I have a few friends from Moldova here in Atlanta. But many others have never even heard about this tiny country in Eastern Europe. So the biggest question I get is: “Why would you want to go there?” My response – why not!
Moldova got a bad rep after Dutch sociologist Ruut Veenhoven named it “the least happy nation on the planet” and travel writer Eric Weiner recounted his miserable account to Moldova in his 2009 book – The Geography of Bliss. He said the post Soviet country was full of poor, sad people that never smiled. Yes, Moldova suffered during communism, still has a very low GDP and is the least visited country in Europe, but that doesn’t mean you shouldn’t go visit.
Besides, I found the people in Moldova to be quite friendly and happy (not LOL or gregarious). They joked, laughed and enjoyed time with family and friends as people do in any part of the world. They also complained about the cold weather, job shortages, and political distrust as we do out here. I dined with several locals, went sightseeing with them, as well as stayed with a Moldovan host at his cozy apartment. Everyone was welcoming and eager to show me around their country.
However, being an informed traveler will make your experience richer and more enjoyable. Here are some things to know before you plan a trip to Moldova.
Don’t Touch and Go
Most people stay in the capital of Chișinău,and get disappointed because it’s not the most beautiful European city. There are a few museums, lakes and parks, but 1 day is enough to cover them. Moldova is a small country but many of the attractions are far from the capital and require all-day trips. Plan for at least 4-5 days in the country if you want to see it well. Some of the places to add to your list are Milestii Mici (largest underground winery in the world), Tipova monastary (oldest), Saharna (pilgrimage site), Orheiul Vechi (cave monastery), Monastirea Curchi (largest monastic complex), Codru Natural Reservation (forest with wildlife), and Transnistria (a breakaway unrecognized country).
The Food is Really Good
Moldovan cuisine has not surfaced on the global scale but you will definitely not be disappointed with the food, which has influences of Turkey, Georgia, Ukraine, Poland and Russia. Think grilled meats, rolled dolmas, roasted vegetables, creamy polenta, steamed dumplings, fresh salads. If you like pork, cheese and bread, you will be in heaven. The soil in Moldova is very fertile so produce is fresh and plentiful. I had the sweetest apples ever!
The national dish is Plăcintă, fried pastry stuffed with cheese, mushrooms, eggs or mashed pumpkins, eaten as appetizer, snack or side.
Locals typically eat a big lunch and small dinner of cold cuts, salad and bread.
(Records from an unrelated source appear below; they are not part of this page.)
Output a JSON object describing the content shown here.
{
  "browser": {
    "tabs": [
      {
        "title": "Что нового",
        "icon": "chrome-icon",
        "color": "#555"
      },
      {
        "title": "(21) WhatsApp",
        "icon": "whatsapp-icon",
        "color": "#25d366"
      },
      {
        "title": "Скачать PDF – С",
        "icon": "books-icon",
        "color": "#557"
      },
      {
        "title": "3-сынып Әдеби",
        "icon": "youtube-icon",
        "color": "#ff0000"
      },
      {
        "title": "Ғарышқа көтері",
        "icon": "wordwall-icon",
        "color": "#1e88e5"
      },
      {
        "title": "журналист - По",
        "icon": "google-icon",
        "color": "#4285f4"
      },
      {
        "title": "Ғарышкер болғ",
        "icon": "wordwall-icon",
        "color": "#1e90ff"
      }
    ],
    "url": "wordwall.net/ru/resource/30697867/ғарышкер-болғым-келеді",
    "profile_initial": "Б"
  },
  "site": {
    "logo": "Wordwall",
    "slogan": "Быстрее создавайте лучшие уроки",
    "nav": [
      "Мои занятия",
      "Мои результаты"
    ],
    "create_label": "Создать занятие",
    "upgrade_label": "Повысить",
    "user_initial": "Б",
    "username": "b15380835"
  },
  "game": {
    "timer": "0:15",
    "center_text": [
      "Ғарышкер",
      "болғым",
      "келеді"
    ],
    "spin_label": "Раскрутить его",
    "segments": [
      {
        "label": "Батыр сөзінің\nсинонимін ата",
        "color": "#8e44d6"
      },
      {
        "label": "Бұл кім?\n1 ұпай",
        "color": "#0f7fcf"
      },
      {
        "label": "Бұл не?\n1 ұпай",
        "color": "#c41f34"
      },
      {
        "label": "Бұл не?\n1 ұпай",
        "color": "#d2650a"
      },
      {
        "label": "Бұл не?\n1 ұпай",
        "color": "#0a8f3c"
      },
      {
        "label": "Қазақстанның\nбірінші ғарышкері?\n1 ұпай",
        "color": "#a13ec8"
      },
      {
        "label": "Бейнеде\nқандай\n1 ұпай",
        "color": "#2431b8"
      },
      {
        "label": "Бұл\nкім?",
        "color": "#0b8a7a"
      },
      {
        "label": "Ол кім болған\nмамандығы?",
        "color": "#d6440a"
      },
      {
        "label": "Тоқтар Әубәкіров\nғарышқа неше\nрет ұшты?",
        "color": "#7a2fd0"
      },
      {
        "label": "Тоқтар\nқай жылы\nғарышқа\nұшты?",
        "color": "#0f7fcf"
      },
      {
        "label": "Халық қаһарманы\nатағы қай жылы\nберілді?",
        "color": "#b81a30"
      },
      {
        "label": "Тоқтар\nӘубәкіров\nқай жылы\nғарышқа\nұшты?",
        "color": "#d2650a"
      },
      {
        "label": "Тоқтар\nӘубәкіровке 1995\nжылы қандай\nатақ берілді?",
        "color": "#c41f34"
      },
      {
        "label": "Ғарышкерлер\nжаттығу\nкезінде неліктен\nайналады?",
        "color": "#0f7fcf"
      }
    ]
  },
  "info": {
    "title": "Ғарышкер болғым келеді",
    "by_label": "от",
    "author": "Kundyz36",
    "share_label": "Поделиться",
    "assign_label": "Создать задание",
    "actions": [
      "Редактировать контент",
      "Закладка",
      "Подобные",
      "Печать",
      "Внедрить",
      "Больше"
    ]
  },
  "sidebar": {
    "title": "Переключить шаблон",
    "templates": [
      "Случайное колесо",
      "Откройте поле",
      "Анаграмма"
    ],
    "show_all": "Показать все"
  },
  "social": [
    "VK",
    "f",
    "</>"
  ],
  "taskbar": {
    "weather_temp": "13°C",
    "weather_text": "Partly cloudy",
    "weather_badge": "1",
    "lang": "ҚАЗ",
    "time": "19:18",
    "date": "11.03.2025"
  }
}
Sample to seasonal fruit compotes (homemade juices), divin (Moldovan brandy) and wine.
Search for Good Wine
The country is full of wineries and you may want to do a few wine tastings/ winery tours while you are there. In fact, Moldova is one of the largest wine producers in the world (ranked in top 20). But most of the wine they produced was for a discerning Russian market and was not the best quality. Things are improving now as Russia banned Moldovan wines (political play) and Moldovan wine makers upped their game to appeal internationally.
One of my favorites was Mimi Castle, a relatively high end producer of dry red, sparkling and sweet whites. Definitely have a wine paired dinner at their beautiful restaurant set inside a historic castle. Chateau Vartely also makes some nice ice wines.
Save Some Money
Compared to other cities in Europe, you will feel rich in Moldova. A nice dinner with wine will set you back $20-30 for 2 people. Wine bottles cost $2-3, and young wines even less than that. A wine tour runs about $8 and a top of the line exclusive tasting of 10 wines less than $60. Many of the wineries have hotels attached to them so look for a wine/ stay/ meal package.
Fall is Ideal for Festivals
My friends in Moldova told me summer is the most boring time of the year as nothing much is going on. Fall is the best season to visit Moldova because of the leaves changing colors and lots of events going on. The Moldova wine festival, officially named “National Wine Day“, takes place in Chisinau during the first weekend in October at the end of the grape harvest.
I attended Tulburel Young Wine Festival at Mold Expo where families gathered on a Sunday to eat, drink and dance. Exhibitors from all over Moldova and surrounding countries brought their unlabeled young wines for tasting (some of which were decent). There was also food, honey, candy and crafts.
Moldova is pretty easy for tourists to navigate. There is no visa required to enter Moldova (even though its not part of EU), rental cars are available at the small airport in the capital and roads are easy to drive on except for a few bumps and a short rush hour traffic. Most people speak English and are polite. They respect each other and expect you to show up at the appointed time (even at restaurants and wineries). It is also extremely safe and affordable.